_Your assignment_. Nothing should be left out when you copy the entries below.

_Provided data_.
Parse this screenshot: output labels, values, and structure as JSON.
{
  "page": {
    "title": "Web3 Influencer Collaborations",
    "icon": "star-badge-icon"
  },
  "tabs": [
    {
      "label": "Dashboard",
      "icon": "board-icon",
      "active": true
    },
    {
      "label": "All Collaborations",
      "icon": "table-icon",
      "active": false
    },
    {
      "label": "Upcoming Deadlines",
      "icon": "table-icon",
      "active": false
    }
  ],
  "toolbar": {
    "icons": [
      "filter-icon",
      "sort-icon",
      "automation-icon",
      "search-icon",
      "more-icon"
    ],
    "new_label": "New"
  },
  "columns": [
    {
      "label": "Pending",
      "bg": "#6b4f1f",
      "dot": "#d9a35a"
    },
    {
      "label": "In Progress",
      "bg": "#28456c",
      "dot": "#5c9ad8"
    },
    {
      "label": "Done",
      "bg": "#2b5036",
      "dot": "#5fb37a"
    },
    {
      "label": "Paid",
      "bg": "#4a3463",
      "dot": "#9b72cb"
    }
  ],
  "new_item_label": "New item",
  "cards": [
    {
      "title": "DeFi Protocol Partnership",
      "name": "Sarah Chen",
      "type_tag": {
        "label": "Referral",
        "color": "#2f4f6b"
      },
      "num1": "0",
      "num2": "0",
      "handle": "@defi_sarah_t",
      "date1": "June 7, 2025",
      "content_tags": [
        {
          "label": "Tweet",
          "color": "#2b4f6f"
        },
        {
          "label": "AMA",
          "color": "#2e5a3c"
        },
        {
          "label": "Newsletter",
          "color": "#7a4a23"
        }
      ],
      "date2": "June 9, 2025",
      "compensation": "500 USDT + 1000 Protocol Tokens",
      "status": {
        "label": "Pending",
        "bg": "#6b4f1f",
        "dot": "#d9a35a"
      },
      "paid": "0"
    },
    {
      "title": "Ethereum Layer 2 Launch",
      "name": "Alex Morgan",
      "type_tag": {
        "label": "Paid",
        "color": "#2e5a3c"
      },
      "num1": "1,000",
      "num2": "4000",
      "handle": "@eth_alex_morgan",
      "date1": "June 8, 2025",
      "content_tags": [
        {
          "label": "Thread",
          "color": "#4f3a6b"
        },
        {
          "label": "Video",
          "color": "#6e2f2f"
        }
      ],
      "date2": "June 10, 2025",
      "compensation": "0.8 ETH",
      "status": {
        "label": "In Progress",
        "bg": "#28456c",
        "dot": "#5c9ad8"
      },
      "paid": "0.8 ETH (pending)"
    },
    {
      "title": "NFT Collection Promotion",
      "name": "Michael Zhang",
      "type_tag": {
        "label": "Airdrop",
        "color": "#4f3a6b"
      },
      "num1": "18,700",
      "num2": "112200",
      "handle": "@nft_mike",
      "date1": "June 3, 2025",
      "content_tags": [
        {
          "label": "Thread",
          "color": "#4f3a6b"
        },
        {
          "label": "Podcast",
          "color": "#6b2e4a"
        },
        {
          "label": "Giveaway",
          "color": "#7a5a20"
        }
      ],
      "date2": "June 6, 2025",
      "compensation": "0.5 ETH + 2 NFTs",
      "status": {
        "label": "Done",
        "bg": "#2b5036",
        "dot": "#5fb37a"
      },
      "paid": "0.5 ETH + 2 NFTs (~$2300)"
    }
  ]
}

_Answer to this problem_.
Parse this screenshot: output labels, values, and structure as JSON.
{
  "page": {
    "title": "Web3 Influencer Collaborations",
    "icon": "star-badge-icon"
  },
  "tabs": [
    {
      "label": "Dashboard",
      "icon": "board-icon",
      "active": true
    },
    {
      "label": "All Collaborations",
      "icon": "table-icon",
      "active": false
    },
    {
      "label": "Upcoming Deadlines",
      "icon": "table-icon",
      "active": false
    }
  ],
  "toolbar": {
    "icons": [
      "filter-icon",
      "sort-icon",
      "automation-icon",
      "search-icon",
      "more-icon"
    ],
    "new_label": "New"
  },
  "columns": [
    {
      "label": "Pending",
      "bg": "#6b4f1f",
      "dot": "#d9a35a"
    },
    {
      "label": "In Progress",
      "bg": "#28456c",
      "dot": "#5c9ad8"
    },
    {
      "label": "Done",
      "bg": "#2b5036",
      "dot": "#5fb37a"
    },
    {
      "label": "Paid",
      "bg": "#4a3463",
      "dot": "#9b72cb"
    }
  ],
  "new_item_label": "New item",
  "cards": [
    {
      "title": "DeFi Protocol Partnership",
      "name": "Sarah Chen",
      "type_tag": {
        "label": "Referral",
        "color": "#2f4f6b"
      },
      "num1": "0",
      "num2": "0",
      "handle": "@defi_sarah_t",
      "date1": "June 7, 2025",
      "content_tags": [
        {
          "label": "Tweet",
          "color": "#2b4f6f"
        },
        {
          "label": "AMA",
          "color": "#2e5a3c"
        },
        {
          "label": "Newsletter",
          "color": "#7a4a23"
        }
      ],
      "date2": "June 9, 2025",
      "compensation": "500 USDT + 1000 Protocol Tokens",
      "status": {
        "label": "Pending",
        "bg": "#6b4f1f",
        "dot": "#d9a35a"
      },
      "paid": "0"
    },
    {
      "title": "Ethereum Layer 2 Launch",
      "name": "Alex Morgan",
      "type_tag": {
        "label": "Paid",
        "color": "#2e5a3c"
      },
      "num1": "1,000",
      "num2": "4000",
      "handle": "@eth_alex_morgan",
      "date1": "June 8, 2025",
      "content_tags": [
        {
          "label": "Thread",
          "color": "#4f3a6b"
        },
        {
          "label": "Video",
          "color": "#6e2f2f"
        }
      ],
      "date2": "June 10, 2025",
      "compensation": "0.8 ETH",
      "status": {
        "label": "In Progress",
        "bg": "#28456c",
        "dot": "#5c9ad8"
      },
      "paid": "0.8 ETH (pending)"
    },
    {
      "title": "NFT Collection Promotion",
      "name": "Michael Zhang",
      "type_tag": {
        "label": "Airdrop",
        "color": "#4f3a6b"
      },
      "num1": "18,700",
      "num2": "112200",
      "handle": "@nft_mike",
      "date1": "June 3, 2025",
      "content_tags": [
        {
          "label": "Thread",
          "color": "#4f3a6b"
        },
        {
          "label": "Podcast",
          "color": "#6b2e4a"
        },
        {
          "label": "Giveaway",
          "color": "#7a5a20"
        }
      ],
      "date2": "June 6, 2025",
      "compensation": "0.5 ETH + 2 NFTs",
      "status": {
        "label": "Done",
        "bg": "#2b5036",
        "dot": "#5fb37a"
      },
      "paid": "0.5 ETH + 2 NFTs (~$2300)"
    }
  ]
}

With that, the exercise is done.